Samsung’s latest “Safety Truck” prototype has just finished its testing period on Argentinian roads. Samsung says the truck could drastically reduce road trauma on 2 way highways all over the world.
In a recent blog post the technology giant said of the truck,
“The Safety Truck consists of a wireless camera attached to the front of the truck, which is connected to a video wall made out of four exterior monitors located on the back of the truck,”
“The monitors give drivers behind the truck a view of what is going on ahead, even in the dark of night.”
Read more at: http://www.fullyloaded.com.au
We may soon find these trucks on the roads here in Australia as road testing in Argentina has proven a success. Argentina has one of the highest road trauma rates globally, Samsung says the truck could improve road safety around the world by allowing drivers a clear view around the truck when deciding whether to overtake.
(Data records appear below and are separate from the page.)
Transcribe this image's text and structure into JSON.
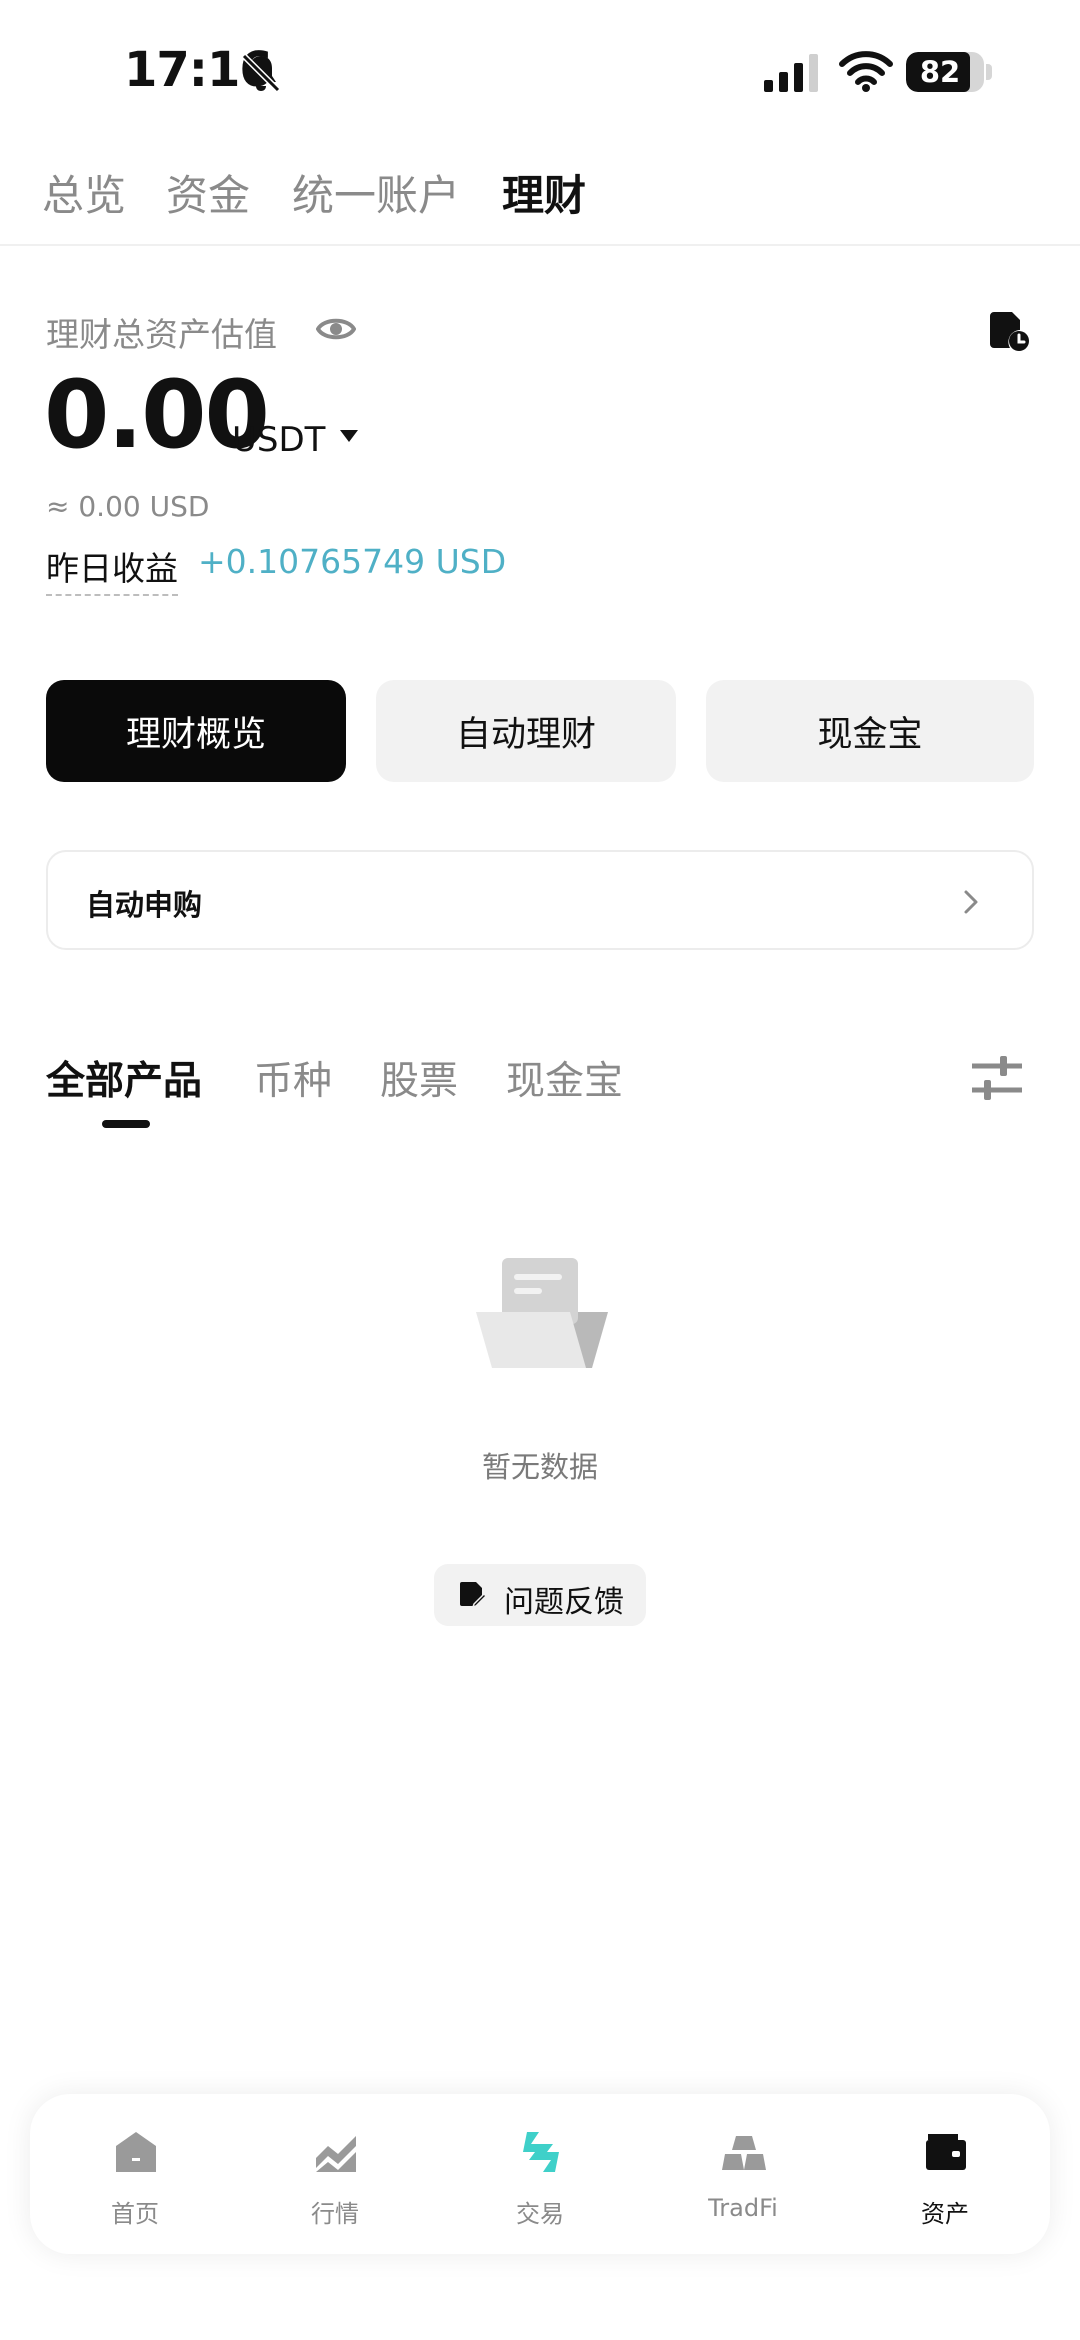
{
  "status_bar": {
    "time": "17:16",
    "battery": "82",
    "battery_level": 0.82
  },
  "top_tabs": [
    {
      "label": "总览"
    },
    {
      "label": "资金"
    },
    {
      "label": "统一账户"
    },
    {
      "label": "理财",
      "active": true
    }
  ],
  "asset": {
    "label": "理财总资产估值",
    "value": "0.00",
    "unit": "USDT",
    "usd_approx": "≈ 0.00 USD",
    "yesterday_label": "昨日收益",
    "yesterday_value": "+0.10765749 USD"
  },
  "segments": [
    {
      "label": "理财概览",
      "active": true
    },
    {
      "label": "自动理财"
    },
    {
      "label": "现金宝"
    }
  ],
  "auto_subscribe": {
    "label": "自动申购"
  },
  "product_tabs": [
    {
      "label": "全部产品",
      "active": true
    },
    {
      "label": "币种"
    },
    {
      "label": "股票"
    },
    {
      "label": "现金宝"
    }
  ],
  "empty": {
    "text": "暂无数据",
    "feedback_label": "问题反馈"
  },
  "bottom_nav": [
    {
      "label": "首页",
      "icon": "home-icon"
    },
    {
      "label": "行情",
      "icon": "market-chart-icon"
    },
    {
      "label": "交易",
      "icon": "trade-exchange-icon"
    },
    {
      "label": "TradFi",
      "icon": "gold-bars-icon"
    },
    {
      "label": "资产",
      "icon": "wallet-icon",
      "active": true
    }
  ],
  "colors": {
    "accent_teal": "#4fb0c6",
    "trade_icon": "#3fd0c9",
    "active_button": "#0a0a0a",
    "inactive_button": "#f2f2f2"
  }
}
Blind spots are a common cause of road crashes currently and the near-transparent truck could do away with truck’s blind spots.
Samsung went on to explain about the truck:
“This allows drivers to have a better view when deciding whether it is safe to overtake,” it says.
“Another advantage of the Safety Truck is that it may reduce the risk of accidents caused by sudden braking or animals crossing the road.”
Although Samsung’s Safety Truck prototype is currently non-operational, despite its’ South American testing being completed, we could see it on our roads in the future.
The technology giant says it is still working with safe driving organisations and governments around the world addressing certain issues before it can consider a wider testing regime in other countries.